In between all this, the scrub nurse I think really hates having students around (they don’t usually have students in surgery at the children’s hospital). She didn’t want us to scrub at all, till the attending said we should; she kept warning us and riding us about sterile technique, much more strictly than I’ve ever seen it enforced before, and obviously ended up saying I had broken it, and needed to be gowned again. But for as tense as things were, she was fairly reasonable, and juggled all the complicated ortho instruments impressively.

I’m afraid I’m hurting the other student, by being assigned with her. She unfortunately is not very fast, and I’m too fast; so I will always give a stab at the answers, and I can read the doctor’s mind better than she can, and I give a better impression of being enthusiastic with extra assignments and unreasonable expectations. So he sent me to see patients in clinic by myself, and not her. I don’t know what I can do; I can’t stop being enthusiastic, and she’s so slow to take hints, every time I try to point her where he’s going, she just asks me loudly what I’m trying to say, and that doesn’t help. She asks lots of questions, unfortunately sometimes dumb questions; whereas I’ve learned to figure things out by osmosis and context. If I wait long enough, most of my questions get answered by the general discussion, and then I look smart by knowing things without asking. Not necessarily better on my part, just “wardsmanship.”

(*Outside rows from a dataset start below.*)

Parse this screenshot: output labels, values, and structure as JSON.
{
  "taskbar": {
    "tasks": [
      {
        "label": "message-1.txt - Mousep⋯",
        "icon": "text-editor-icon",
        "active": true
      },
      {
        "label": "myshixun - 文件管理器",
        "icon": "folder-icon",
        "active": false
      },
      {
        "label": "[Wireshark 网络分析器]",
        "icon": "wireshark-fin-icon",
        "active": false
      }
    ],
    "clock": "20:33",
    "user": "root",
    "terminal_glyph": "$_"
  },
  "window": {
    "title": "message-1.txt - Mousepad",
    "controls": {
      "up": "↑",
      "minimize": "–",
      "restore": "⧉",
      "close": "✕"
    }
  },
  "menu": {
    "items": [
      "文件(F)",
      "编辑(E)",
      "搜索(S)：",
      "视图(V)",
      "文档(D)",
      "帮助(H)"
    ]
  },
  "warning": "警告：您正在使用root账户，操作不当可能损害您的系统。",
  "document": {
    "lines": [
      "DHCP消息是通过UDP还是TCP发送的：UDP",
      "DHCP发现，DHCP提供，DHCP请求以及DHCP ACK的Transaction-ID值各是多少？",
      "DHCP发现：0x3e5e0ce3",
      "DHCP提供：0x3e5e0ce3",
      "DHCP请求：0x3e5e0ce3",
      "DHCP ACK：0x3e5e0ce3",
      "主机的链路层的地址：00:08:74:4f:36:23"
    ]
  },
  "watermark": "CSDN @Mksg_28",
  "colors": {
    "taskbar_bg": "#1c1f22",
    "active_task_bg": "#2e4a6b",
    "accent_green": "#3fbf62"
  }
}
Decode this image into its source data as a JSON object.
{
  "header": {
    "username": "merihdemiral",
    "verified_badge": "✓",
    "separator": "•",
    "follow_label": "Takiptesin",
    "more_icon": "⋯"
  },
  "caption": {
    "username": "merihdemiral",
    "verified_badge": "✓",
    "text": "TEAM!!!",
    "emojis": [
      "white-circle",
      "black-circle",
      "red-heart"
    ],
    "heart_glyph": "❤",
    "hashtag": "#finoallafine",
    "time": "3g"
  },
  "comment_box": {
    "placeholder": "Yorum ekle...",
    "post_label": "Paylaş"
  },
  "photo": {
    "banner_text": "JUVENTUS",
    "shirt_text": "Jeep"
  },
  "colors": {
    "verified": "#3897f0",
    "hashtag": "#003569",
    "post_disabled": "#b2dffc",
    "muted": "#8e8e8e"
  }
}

In the scoliosis clinic today there were two homeschooled kids, whom I recognized right away. The last one has a pretty bad case, and I feel so bad for her and her family. The doctor’s style of encouragement is to intermingle stories of patients who did horribly (dead at 25) with stories of patients who did remarkably well (champion cheerleaders, college football players, etc). It sounds frightening to me; I don’t know how these girls handle it.